Task prompt -> For each line below that includes the string "time", show the whole line.

Provided data ->
+ + + + + + +

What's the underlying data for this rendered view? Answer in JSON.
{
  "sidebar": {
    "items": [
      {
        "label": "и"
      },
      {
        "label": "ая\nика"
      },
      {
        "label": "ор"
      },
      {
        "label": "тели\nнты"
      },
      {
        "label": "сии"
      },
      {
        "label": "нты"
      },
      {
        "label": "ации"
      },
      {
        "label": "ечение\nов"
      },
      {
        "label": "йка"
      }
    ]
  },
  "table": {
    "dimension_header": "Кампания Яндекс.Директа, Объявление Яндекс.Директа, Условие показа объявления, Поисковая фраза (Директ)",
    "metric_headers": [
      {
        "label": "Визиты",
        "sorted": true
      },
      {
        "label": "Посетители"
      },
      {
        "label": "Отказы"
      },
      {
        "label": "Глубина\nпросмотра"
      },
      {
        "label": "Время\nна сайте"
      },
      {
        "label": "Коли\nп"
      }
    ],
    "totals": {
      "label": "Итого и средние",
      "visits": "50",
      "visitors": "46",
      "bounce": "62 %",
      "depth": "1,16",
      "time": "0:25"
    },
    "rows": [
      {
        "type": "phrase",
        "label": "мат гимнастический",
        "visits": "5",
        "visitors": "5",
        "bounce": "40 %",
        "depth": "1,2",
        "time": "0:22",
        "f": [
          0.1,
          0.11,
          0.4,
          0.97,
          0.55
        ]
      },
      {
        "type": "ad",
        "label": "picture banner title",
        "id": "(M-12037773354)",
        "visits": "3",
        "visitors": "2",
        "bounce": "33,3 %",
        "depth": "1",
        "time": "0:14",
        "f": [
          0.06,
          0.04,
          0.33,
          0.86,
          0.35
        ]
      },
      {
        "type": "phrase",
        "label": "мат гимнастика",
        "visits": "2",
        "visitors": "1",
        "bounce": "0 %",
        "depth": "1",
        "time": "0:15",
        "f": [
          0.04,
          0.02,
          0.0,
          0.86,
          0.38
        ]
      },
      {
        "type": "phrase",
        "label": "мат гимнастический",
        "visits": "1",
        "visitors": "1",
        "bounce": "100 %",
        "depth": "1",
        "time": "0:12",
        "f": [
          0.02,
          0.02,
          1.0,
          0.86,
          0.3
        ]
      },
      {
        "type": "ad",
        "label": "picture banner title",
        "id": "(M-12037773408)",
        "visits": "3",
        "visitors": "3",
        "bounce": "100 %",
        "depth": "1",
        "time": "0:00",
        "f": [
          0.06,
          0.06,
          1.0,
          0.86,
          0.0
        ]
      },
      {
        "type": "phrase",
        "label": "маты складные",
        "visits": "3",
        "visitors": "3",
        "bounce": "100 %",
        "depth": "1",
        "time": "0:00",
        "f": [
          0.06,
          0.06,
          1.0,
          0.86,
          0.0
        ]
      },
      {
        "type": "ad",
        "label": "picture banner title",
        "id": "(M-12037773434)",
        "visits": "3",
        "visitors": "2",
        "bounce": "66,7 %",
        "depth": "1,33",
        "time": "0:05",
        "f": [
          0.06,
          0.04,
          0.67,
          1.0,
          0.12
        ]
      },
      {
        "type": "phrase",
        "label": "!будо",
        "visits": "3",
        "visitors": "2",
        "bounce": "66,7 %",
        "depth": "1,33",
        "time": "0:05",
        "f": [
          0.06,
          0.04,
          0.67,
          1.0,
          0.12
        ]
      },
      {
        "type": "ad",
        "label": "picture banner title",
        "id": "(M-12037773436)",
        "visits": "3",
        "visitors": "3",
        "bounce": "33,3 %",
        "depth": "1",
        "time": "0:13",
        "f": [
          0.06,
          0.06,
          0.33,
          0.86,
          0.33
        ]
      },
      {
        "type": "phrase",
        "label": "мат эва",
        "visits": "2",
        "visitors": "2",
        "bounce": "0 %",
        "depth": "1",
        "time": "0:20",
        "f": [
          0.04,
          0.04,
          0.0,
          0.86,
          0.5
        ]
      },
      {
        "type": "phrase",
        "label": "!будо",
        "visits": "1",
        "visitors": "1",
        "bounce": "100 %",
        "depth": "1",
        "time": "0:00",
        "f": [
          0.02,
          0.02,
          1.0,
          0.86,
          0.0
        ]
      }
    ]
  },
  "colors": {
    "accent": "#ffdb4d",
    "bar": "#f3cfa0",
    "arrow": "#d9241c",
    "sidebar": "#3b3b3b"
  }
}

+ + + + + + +

Answer box ->
      "time": "0:25"
        "time": "0:22",
        "time": "0:14",
        "time": "0:15",
        "time": "0:12",
        "time": "0:00",
        "time": "0:00",
        "time": "0:05",
        "time": "0:05",
        "time": "0:13",
        "time": "0:20",
        "time": "0:00",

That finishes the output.